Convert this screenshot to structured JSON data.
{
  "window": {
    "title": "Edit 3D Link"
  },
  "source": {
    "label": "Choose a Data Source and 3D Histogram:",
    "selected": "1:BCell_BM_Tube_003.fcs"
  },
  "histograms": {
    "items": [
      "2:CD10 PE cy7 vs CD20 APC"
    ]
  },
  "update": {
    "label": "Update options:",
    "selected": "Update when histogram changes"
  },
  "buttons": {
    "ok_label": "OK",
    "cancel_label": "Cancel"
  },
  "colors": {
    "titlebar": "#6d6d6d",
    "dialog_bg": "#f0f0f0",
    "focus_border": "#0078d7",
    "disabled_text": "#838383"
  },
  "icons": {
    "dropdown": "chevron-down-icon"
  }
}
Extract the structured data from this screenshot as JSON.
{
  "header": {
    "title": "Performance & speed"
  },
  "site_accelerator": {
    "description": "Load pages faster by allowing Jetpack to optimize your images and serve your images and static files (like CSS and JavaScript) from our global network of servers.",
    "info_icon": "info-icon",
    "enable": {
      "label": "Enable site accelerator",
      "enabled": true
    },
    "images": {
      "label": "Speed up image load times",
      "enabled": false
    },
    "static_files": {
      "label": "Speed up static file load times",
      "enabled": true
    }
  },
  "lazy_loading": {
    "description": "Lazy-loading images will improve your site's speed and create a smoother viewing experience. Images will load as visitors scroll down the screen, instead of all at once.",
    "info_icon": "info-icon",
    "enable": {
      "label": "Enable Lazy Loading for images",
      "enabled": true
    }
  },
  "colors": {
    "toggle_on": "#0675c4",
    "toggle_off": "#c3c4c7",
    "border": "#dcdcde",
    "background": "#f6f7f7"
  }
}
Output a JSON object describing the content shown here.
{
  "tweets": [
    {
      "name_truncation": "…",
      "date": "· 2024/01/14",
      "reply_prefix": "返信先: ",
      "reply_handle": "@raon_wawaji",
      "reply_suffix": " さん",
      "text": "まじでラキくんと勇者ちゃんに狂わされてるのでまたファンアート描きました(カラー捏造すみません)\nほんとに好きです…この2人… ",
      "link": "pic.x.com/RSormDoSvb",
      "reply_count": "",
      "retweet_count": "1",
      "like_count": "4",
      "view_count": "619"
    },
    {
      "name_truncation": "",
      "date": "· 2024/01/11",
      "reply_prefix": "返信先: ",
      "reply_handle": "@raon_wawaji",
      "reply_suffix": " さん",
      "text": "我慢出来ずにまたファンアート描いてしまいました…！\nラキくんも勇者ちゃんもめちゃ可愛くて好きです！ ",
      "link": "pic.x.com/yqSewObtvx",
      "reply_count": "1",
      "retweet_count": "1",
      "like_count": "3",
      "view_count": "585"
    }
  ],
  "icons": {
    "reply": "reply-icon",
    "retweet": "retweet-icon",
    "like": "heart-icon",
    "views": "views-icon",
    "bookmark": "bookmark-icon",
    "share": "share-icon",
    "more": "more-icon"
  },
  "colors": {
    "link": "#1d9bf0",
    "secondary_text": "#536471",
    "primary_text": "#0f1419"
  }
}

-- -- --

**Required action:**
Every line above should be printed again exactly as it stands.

**Solved problem:**
Convert this screenshot to structured JSON data.
{
  "window": {
    "title": "Edit 3D Link"
  },
  "source": {
    "label": "Choose a Data Source and 3D Histogram:",
    "selected": "1:BCell_BM_Tube_003.fcs"
  },
  "histograms": {
    "items": [
      "2:CD10 PE cy7 vs CD20 APC"
    ]
  },
  "update": {
    "label": "Update options:",
    "selected": "Update when histogram changes"
  },
  "buttons": {
    "ok_label": "OK",
    "cancel_label": "Cancel"
  },
  "colors": {
    "titlebar": "#6d6d6d",
    "dialog_bg": "#f0f0f0",
    "focus_border": "#0078d7",
    "disabled_text": "#838383"
  },
  "icons": {
    "dropdown": "chevron-down-icon"
  }
}
Extract the structured data from this screenshot as JSON.
{
  "header": {
    "title": "Performance & speed"
  },
  "site_accelerator": {
    "description": "Load pages faster by allowing Jetpack to optimize your images and serve your images and static files (like CSS and JavaScript) from our global network of servers.",
    "info_icon": "info-icon",
    "enable": {
      "label": "Enable site accelerator",
      "enabled": true
    },
    "images": {
      "label": "Speed up image load times",
      "enabled": false
    },
    "static_files": {
      "label": "Speed up static file load times",
      "enabled": true
    }
  },
  "lazy_loading": {
    "description": "Lazy-loading images will improve your site's speed and create a smoother viewing experience. Images will load as visitors scroll down the screen, instead of all at once.",
    "info_icon": "info-icon",
    "enable": {
      "label": "Enable Lazy Loading for images",
      "enabled": true
    }
  },
  "colors": {
    "toggle_on": "#0675c4",
    "toggle_off": "#c3c4c7",
    "border": "#dcdcde",
    "background": "#f6f7f7"
  }
}
Output a JSON object describing the content shown here.
{
  "tweets": [
    {
      "name_truncation": "…",
      "date": "· 2024/01/14",
      "reply_prefix": "返信先: ",
      "reply_handle": "@raon_wawaji",
      "reply_suffix": " さん",
      "text": "まじでラキくんと勇者ちゃんに狂わされてるのでまたファンアート描きました(カラー捏造すみません)\nほんとに好きです…この2人… ",
      "link": "pic.x.com/RSormDoSvb",
      "reply_count": "",
      "retweet_count": "1",
      "like_count": "4",
      "view_count": "619"
    },
    {
      "name_truncation": "",
      "date": "· 2024/01/11",
      "reply_prefix": "返信先: ",
      "reply_handle": "@raon_wawaji",
      "reply_suffix": " さん",
      "text": "我慢出来ずにまたファンアート描いてしまいました…！\nラキくんも勇者ちゃんもめちゃ可愛くて好きです！ ",
      "link": "pic.x.com/yqSewObtvx",
      "reply_count": "1",
      "retweet_count": "1",
      "like_count": "3",
      "view_count": "585"
    }
  ],
  "icons": {
    "reply": "reply-icon",
    "retweet": "retweet-icon",
    "like": "heart-icon",
    "views": "views-icon",
    "bookmark": "bookmark-icon",
    "share": "share-icon",
    "more": "more-icon"
  },
  "colors": {
    "link": "#1d9bf0",
    "secondary_text": "#536471",
    "primary_text": "#0f1419"
  }
}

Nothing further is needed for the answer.